| What is needed |
Could you please write out each line of the records exactly, minus the pictures?

Materials provided below:

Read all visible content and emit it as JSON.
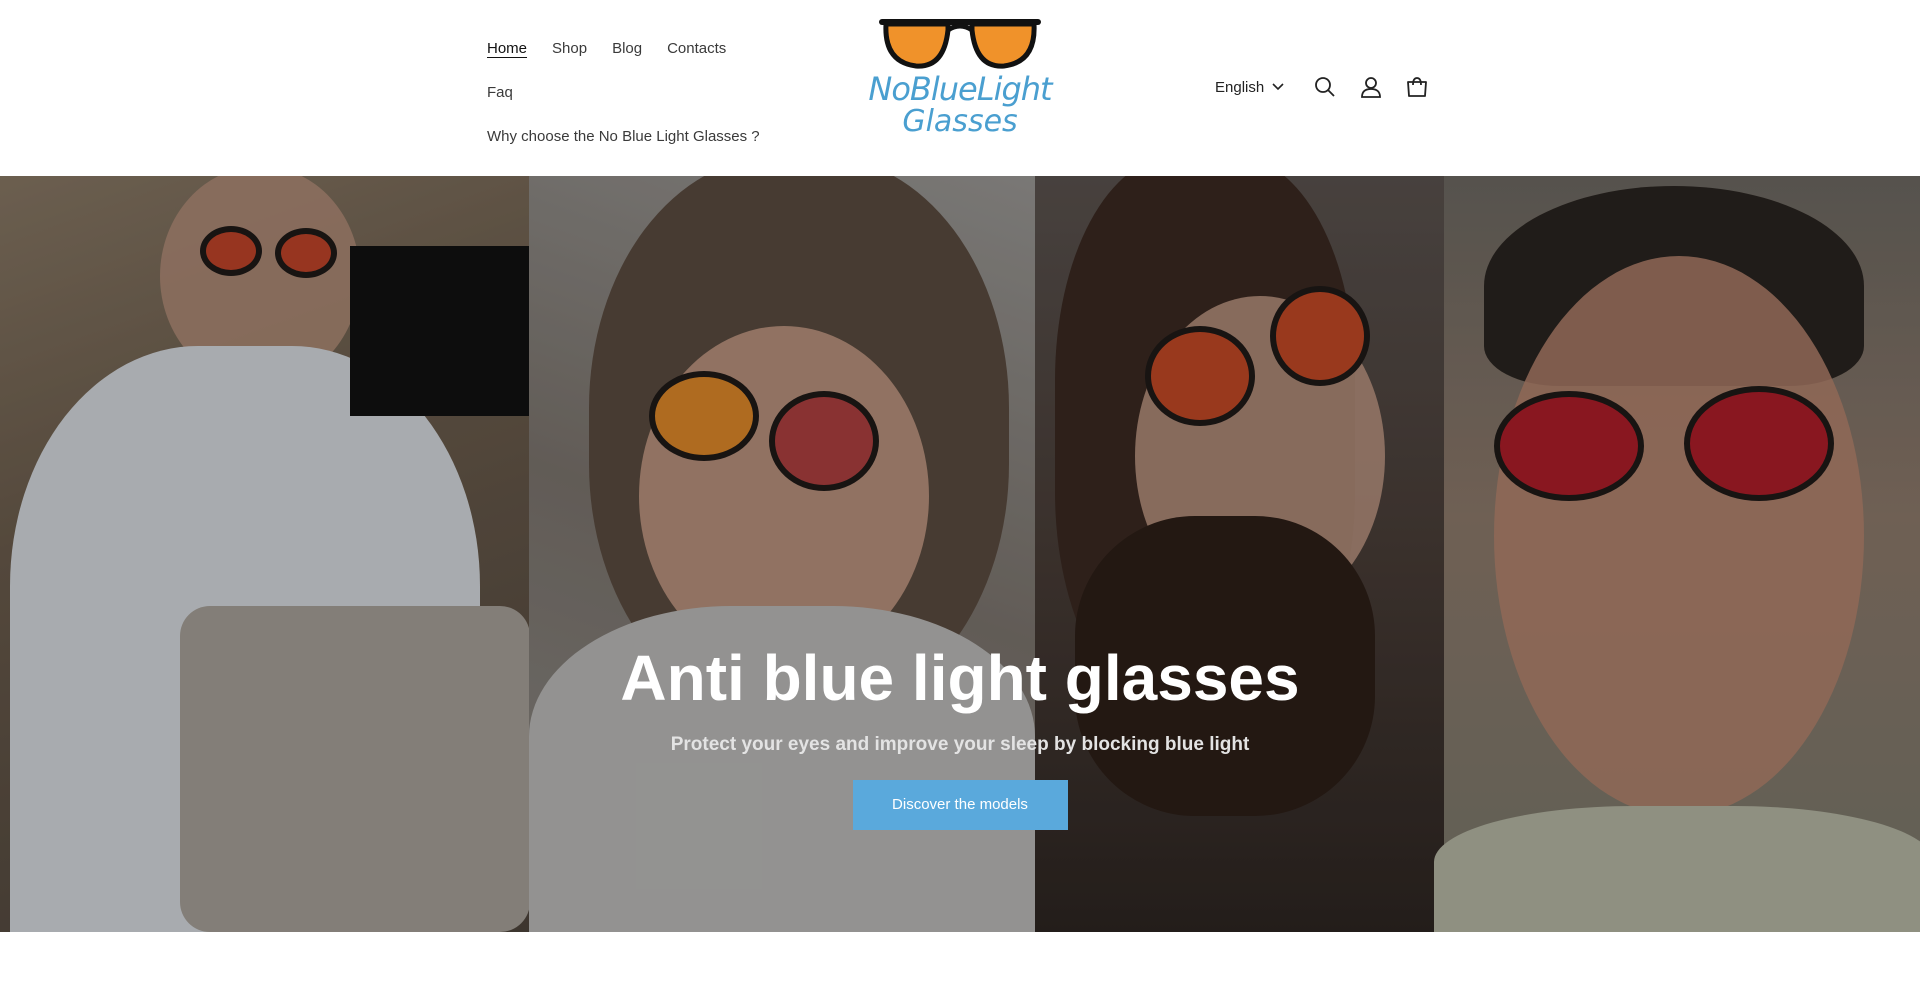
{
  "nav": {
    "items": [
      {
        "label": "Home",
        "active": true
      },
      {
        "label": "Shop"
      },
      {
        "label": "Blog"
      },
      {
        "label": "Contacts"
      },
      {
        "label": "Faq"
      },
      {
        "label": "Why choose the No Blue Light Glasses ?"
      }
    ]
  },
  "logo": {
    "line1": "NoBlueLight",
    "line2": "Glasses",
    "icon": "glasses-logo-icon"
  },
  "header": {
    "language": "English",
    "icons": [
      "search-icon",
      "account-icon",
      "cart-icon"
    ]
  },
  "hero": {
    "title": "Anti blue light glasses",
    "subtitle": "Protect your eyes and improve your sleep by blocking blue light",
    "cta_label": "Discover the models"
  },
  "colors": {
    "brand_blue": "#4a9fd0",
    "button_blue": "#5aa9dc",
    "lens_orange": "#f0922a"
  }
}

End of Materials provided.

| Reply to the task |
Read all visible content and emit it as JSON.
{
  "nav": {
    "items": [
      {
        "label": "Home",
        "active": true
      },
      {
        "label": "Shop"
      },
      {
        "label": "Blog"
      },
      {
        "label": "Contacts"
      },
      {
        "label": "Faq"
      },
      {
        "label": "Why choose the No Blue Light Glasses ?"
      }
    ]
  },
  "logo": {
    "line1": "NoBlueLight",
    "line2": "Glasses",
    "icon": "glasses-logo-icon"
  },
  "header": {
    "language": "English",
    "icons": [
      "search-icon",
      "account-icon",
      "cart-icon"
    ]
  },
  "hero": {
    "title": "Anti blue light glasses",
    "subtitle": "Protect your eyes and improve your sleep by blocking blue light",
    "cta_label": "Discover the models"
  },
  "colors": {
    "brand_blue": "#4a9fd0",
    "button_blue": "#5aa9dc",
    "lens_orange": "#f0922a"
  }
}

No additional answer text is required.